A monthly recap of the latest news about Alzheimer’s and dementia


Study: Live Near a Public Park? It Could Improve Your Cognitive Health

A new study shows that more exposure to green spaces is associated with greater cognition, highlighting our environment’s influence on brain health. Read more here.


Amyloid structure linked to different types of Alzheimer’s disease

Cutting edge imaging shows that the amyloid fibers in plaques, a hallmark of Alzheimer’s disease, have different molecular structures. Read more here.


I’m too young to have Alzheimer’s disease or dementia, right?

If you’re in your 80s or 70s and you’ve noticed that you’re having some memory loss, it might be reasonable to be concerned that you could be developing Alzheimer’s disease or another form of dementia. But what if you’re in your 60s, 50s, or 40s… surely those ages would be too young for Alzheimer’s disease or dementia, right? Read more here.


Study: These 8 Things Could Prevent 1/3 of Alzheimer’s Cases

Scientists pinpoint the eight key lifestyle factors that drive Alzheimer’s risk. Obesity, exercise, and education top the list. Read more here.


Study Uncovers A New Way To Think About Alzheimer’s Disease

Cells throughout the body naturally accumulate DNA mutations as we age. With Alzheimer’s disease, mutations occur in brain cells at a much faster rate than normal. Thanks to a recent study from researchers at Brigham Women’s Hospital and Boston Children’s Hospital we may be one step closer to understanding why this happens. Read more here.


Brain scans may offer early clues of future frailty risk

Physical frailty is associated with an increased risk of developing dementia and other neurologic disorders, but few studies have examined the neurobiological changes that underlie frailty and frailty risk. This research team studied the association of cerebral white matter structure with current and future frailty. Read more here.


Blood lipids involved with the protective effect of an Alzheimer’s disease gene suggest new targets for prevention

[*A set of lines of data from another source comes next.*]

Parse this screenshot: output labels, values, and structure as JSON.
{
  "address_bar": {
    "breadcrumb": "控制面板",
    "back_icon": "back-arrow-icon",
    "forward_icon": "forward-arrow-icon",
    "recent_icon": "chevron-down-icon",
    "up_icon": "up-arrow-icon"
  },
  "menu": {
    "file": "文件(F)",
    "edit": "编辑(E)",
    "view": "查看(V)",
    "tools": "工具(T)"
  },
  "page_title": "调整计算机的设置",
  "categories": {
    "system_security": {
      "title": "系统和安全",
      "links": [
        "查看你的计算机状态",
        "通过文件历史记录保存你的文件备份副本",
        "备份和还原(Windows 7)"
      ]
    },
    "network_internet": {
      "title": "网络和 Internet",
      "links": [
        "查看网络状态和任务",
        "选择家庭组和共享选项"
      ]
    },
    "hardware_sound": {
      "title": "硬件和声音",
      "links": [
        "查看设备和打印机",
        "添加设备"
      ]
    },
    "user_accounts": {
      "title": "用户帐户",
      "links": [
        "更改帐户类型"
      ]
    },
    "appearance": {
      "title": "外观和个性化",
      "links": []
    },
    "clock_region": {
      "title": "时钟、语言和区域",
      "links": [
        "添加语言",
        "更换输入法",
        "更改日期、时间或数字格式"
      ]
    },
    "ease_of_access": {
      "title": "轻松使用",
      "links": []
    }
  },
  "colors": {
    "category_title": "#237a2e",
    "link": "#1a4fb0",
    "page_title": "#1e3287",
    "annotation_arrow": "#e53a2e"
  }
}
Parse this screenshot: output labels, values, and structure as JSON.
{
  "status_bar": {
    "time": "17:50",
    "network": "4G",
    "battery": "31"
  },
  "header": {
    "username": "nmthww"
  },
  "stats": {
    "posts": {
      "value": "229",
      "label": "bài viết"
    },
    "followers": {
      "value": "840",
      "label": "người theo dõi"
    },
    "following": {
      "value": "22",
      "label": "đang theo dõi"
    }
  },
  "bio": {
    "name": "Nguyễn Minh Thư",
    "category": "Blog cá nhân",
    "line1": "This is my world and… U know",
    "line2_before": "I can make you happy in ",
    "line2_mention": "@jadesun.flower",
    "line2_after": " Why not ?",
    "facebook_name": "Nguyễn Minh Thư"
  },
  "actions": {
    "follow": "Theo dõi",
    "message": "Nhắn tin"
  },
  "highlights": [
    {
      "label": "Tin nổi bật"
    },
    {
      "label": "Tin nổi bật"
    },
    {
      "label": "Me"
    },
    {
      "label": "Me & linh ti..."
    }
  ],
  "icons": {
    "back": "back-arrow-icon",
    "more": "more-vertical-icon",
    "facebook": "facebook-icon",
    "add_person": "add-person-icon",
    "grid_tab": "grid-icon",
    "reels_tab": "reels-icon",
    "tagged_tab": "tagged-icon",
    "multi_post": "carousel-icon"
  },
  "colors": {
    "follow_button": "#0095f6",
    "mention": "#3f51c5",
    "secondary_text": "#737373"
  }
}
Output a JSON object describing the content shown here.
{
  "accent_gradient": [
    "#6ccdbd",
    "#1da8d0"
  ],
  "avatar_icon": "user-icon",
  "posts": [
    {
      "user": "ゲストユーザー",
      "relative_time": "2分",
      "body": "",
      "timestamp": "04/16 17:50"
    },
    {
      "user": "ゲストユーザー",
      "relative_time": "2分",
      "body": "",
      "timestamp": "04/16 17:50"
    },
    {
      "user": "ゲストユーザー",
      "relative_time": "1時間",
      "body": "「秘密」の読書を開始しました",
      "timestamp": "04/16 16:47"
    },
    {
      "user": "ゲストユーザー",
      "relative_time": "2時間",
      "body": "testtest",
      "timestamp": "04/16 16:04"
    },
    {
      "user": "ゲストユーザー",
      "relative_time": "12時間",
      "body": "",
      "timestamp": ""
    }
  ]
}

New research finds that certain types of lipids in the blood play a role in how the apolipoprotein E (APOE) gene influences Alzheimer’s disease risk. Read more here.